[Start of section]

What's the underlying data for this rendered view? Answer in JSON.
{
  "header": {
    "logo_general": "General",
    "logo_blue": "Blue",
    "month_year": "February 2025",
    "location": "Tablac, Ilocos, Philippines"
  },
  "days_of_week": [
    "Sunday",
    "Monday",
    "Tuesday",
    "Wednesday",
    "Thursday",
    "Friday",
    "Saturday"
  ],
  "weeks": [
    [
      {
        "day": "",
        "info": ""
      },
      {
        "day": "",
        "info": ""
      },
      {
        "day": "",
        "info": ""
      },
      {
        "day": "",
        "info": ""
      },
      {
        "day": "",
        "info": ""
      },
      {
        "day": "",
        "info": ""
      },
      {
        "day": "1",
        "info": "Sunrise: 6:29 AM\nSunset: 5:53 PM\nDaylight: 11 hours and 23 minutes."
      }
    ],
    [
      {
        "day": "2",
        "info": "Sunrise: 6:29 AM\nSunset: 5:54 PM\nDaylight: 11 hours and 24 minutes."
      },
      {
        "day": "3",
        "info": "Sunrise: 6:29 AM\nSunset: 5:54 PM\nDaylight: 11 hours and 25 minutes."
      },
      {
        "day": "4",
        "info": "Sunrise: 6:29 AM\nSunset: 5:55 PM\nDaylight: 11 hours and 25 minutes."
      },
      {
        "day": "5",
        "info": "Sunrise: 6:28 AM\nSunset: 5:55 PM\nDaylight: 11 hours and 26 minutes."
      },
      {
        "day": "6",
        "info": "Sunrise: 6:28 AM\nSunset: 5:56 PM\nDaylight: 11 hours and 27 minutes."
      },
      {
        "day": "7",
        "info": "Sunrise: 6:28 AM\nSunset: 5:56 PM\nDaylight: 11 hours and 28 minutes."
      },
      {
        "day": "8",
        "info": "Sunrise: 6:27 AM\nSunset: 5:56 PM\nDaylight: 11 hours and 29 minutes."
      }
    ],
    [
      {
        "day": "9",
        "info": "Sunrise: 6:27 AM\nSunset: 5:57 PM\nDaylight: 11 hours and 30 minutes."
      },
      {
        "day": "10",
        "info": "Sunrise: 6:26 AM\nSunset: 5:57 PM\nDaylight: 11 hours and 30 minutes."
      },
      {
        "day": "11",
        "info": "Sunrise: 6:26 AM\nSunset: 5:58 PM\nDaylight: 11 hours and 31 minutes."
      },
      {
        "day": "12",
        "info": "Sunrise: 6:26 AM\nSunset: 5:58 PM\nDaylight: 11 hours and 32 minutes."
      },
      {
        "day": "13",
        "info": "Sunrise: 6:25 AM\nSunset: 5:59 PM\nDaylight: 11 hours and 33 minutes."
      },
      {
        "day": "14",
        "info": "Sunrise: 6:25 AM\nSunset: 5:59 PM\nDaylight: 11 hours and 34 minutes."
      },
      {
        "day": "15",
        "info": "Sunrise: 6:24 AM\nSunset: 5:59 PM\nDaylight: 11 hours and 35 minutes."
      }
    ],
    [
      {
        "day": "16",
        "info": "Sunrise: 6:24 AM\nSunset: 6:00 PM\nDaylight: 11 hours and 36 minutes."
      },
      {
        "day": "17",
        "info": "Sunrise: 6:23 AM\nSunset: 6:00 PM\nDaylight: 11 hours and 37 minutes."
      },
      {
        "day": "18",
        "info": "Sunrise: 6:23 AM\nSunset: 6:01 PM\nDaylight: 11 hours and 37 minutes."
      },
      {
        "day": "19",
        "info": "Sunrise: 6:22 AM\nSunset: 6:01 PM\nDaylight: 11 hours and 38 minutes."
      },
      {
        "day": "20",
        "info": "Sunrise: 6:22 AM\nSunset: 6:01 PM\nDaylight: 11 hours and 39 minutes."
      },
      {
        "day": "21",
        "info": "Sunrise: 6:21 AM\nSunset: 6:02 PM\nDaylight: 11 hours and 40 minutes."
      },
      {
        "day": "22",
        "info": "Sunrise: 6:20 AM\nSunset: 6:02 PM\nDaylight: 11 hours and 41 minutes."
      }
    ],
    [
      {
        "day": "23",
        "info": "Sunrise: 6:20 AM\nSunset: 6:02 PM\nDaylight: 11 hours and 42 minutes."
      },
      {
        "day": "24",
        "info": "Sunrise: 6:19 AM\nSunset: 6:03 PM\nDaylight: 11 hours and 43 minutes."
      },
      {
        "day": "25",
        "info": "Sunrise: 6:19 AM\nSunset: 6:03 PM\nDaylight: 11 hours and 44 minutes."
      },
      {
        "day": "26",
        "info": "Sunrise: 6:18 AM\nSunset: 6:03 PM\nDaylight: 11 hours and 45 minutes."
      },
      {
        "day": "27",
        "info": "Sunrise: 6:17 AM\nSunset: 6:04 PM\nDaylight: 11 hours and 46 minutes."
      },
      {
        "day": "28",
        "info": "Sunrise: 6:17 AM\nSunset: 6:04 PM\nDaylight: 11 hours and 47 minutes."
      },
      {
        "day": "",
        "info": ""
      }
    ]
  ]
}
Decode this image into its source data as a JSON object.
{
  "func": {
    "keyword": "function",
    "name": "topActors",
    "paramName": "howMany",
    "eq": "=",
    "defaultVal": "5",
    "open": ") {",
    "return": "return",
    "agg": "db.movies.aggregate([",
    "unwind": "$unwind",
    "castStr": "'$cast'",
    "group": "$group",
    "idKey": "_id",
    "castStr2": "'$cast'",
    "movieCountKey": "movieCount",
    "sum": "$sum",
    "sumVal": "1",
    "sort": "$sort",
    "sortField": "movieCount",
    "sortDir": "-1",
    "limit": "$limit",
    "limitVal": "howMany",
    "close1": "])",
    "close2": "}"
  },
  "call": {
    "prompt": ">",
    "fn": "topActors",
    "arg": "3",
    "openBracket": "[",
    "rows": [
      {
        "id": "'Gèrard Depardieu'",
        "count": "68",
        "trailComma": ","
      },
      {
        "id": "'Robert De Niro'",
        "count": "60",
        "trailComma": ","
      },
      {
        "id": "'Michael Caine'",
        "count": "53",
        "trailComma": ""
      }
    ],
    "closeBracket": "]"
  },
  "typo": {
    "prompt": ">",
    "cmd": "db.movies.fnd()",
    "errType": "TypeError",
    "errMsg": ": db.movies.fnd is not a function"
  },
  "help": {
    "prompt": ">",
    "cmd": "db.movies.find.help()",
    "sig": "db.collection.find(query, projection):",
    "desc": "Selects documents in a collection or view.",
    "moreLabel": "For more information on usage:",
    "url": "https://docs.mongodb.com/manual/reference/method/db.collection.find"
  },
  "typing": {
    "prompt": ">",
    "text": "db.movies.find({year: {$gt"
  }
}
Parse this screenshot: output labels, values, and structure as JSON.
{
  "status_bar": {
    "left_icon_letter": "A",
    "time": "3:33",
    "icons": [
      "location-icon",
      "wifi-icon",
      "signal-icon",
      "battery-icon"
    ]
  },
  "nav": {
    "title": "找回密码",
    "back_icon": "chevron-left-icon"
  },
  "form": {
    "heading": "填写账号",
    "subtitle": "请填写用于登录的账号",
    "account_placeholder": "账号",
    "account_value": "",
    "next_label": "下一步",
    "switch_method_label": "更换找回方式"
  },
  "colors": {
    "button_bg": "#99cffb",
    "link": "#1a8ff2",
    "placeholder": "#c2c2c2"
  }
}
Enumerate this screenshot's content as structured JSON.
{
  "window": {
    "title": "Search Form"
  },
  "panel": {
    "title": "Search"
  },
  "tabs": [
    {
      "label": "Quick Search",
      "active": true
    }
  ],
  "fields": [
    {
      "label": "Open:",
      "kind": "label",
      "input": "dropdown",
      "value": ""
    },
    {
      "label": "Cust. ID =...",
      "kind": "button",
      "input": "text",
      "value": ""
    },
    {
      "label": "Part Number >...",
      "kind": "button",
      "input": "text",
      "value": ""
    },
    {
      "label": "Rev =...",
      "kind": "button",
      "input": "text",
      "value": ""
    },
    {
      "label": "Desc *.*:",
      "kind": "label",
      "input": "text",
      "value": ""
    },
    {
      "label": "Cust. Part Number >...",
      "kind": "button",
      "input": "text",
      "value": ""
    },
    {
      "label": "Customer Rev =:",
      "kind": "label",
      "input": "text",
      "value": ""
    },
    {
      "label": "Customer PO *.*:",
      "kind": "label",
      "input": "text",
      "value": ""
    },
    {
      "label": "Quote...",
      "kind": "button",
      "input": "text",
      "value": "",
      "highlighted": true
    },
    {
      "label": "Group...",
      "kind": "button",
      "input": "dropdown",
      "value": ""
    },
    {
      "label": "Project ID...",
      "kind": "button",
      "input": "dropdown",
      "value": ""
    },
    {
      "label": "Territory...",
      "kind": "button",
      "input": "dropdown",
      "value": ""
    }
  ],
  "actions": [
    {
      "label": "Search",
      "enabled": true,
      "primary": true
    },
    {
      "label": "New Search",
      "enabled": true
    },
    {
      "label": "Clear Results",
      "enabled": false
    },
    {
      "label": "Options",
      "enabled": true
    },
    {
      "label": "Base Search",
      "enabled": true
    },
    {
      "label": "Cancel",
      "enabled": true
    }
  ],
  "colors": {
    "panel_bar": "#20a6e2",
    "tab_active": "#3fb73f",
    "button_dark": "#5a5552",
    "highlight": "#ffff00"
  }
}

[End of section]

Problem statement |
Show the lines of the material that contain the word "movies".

Solution to the problem |
    "agg": "db.movies.aggregate([",
    "cmd": "db.movies.fnd()",
    "errMsg": ": db.movies.fnd is not a function"
    "cmd": "db.movies.find.help()",
    "text": "db.movies.find({year: {$gt"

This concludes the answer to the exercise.